━━ DATA
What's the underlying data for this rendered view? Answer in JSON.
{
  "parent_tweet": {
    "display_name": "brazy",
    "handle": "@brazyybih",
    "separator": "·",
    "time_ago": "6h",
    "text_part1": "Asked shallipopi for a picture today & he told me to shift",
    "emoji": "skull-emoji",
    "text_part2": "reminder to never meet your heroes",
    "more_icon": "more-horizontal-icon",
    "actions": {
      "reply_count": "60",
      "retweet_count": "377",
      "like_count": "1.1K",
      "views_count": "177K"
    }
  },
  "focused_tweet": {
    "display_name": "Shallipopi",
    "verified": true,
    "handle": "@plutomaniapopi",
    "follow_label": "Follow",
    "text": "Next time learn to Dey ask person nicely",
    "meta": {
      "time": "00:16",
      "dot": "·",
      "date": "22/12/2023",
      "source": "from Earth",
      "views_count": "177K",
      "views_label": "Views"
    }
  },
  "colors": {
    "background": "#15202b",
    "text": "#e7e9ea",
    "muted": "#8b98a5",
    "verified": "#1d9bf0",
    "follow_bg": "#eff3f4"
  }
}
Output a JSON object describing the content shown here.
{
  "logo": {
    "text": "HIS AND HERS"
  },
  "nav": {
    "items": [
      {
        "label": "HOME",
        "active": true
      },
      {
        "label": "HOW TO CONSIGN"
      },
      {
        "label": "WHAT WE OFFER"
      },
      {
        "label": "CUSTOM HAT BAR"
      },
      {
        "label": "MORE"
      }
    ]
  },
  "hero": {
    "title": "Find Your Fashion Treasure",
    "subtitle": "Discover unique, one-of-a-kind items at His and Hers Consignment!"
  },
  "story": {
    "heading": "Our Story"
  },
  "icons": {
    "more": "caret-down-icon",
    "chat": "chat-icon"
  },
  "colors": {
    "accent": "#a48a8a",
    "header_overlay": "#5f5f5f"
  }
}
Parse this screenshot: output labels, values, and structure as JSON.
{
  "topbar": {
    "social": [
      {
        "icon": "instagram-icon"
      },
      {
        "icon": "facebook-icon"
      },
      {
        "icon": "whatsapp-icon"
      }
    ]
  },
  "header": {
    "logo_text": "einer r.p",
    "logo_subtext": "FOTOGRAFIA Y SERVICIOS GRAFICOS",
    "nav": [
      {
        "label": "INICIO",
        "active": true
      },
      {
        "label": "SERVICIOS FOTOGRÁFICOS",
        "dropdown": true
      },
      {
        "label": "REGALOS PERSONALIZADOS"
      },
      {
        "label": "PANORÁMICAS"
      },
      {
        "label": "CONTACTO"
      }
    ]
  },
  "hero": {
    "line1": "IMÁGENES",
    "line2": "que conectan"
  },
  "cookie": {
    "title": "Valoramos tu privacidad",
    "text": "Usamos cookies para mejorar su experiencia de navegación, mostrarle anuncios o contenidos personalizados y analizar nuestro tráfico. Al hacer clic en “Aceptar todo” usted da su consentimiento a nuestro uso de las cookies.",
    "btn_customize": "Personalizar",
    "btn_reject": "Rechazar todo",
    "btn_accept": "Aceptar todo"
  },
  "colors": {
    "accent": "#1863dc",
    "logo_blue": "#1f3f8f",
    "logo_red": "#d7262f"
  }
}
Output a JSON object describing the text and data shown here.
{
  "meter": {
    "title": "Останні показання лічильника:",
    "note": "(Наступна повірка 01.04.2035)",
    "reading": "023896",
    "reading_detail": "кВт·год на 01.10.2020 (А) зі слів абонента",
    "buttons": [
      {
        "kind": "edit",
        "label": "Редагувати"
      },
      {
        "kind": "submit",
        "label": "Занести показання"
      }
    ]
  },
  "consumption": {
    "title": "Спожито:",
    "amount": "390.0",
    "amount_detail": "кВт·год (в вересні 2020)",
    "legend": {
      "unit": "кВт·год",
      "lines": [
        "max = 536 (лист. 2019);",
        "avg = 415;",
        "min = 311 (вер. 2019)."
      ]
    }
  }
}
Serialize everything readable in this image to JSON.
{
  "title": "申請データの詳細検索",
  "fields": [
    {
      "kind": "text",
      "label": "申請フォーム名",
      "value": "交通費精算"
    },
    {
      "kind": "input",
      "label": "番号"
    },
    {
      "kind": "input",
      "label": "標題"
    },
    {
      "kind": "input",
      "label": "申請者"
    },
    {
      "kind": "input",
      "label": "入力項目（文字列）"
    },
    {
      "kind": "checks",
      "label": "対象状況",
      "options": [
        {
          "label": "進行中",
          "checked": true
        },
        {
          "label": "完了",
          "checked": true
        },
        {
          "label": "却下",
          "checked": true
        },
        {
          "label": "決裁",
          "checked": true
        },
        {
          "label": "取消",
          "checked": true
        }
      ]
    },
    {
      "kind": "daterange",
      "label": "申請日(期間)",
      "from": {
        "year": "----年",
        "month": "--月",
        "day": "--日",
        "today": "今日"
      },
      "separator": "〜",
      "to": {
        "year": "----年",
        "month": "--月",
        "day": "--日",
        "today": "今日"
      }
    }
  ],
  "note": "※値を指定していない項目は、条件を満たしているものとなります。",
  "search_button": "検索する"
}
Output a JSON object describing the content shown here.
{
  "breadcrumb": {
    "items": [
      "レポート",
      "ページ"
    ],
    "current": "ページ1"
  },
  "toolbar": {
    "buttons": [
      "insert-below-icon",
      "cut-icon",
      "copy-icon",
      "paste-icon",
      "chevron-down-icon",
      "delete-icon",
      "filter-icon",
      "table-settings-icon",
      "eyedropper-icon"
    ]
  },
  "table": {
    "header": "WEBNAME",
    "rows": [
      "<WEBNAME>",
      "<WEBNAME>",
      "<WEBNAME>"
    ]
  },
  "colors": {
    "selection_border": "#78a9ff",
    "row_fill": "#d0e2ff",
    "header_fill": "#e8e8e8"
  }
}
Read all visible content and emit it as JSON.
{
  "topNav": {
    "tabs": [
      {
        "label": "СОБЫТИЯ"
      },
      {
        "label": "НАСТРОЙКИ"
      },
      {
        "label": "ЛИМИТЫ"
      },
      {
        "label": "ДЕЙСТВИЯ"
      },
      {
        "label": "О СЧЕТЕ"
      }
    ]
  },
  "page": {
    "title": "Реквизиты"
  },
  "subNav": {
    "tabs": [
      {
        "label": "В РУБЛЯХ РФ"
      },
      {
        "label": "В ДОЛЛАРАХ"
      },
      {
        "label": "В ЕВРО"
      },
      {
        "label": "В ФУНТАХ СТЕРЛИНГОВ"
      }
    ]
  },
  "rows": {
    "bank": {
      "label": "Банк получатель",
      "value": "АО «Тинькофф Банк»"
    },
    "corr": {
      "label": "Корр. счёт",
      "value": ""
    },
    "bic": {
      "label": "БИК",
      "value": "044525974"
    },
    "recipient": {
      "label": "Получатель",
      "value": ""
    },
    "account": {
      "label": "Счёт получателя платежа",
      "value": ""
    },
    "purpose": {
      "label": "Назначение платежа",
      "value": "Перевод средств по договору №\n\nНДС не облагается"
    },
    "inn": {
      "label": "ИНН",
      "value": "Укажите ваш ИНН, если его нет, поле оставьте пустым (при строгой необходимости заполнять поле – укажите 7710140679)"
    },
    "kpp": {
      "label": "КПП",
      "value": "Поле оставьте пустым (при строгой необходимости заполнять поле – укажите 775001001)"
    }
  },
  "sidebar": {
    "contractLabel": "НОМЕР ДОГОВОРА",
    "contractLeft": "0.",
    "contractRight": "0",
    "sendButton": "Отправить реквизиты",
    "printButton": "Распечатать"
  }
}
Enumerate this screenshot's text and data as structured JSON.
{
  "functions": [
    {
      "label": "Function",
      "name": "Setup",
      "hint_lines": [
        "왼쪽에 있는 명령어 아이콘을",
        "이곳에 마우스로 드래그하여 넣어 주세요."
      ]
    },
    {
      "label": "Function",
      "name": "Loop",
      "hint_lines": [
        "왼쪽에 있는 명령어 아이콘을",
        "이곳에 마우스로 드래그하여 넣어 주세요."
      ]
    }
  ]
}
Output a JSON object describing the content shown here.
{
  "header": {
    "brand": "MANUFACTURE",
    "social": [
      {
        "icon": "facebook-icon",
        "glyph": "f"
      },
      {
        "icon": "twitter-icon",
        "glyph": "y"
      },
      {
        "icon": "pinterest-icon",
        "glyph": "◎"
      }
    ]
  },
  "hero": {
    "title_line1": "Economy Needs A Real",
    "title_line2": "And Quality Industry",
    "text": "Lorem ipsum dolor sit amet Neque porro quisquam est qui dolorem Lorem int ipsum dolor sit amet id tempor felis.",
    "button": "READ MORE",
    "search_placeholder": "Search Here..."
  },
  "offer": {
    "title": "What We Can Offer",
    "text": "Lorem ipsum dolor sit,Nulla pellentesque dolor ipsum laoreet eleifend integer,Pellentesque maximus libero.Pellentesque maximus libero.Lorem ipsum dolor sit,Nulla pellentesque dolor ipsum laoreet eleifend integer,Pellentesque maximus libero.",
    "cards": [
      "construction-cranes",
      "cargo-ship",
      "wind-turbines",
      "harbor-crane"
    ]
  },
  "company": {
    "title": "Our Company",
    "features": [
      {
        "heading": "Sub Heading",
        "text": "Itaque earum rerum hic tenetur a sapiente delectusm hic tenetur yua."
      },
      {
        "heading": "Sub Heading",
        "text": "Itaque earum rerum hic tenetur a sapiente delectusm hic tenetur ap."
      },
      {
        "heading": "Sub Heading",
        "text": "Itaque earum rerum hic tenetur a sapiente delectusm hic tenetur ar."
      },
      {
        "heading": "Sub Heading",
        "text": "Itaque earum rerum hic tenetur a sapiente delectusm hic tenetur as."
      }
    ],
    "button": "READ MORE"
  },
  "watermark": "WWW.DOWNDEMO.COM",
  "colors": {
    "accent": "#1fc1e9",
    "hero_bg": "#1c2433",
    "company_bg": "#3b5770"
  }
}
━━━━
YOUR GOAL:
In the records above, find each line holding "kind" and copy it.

SOLUTION FOR THIS TASK:
    "subtitle": "Discover unique, one-of-a-kind items at His and Hers Consignment!"
        "kind": "edit",
        "kind": "submit",
      "kind": "text",
      "kind": "input",
      "kind": "input",
      "kind": "input",
      "kind": "input",
      "kind": "checks",
      "kind": "daterange",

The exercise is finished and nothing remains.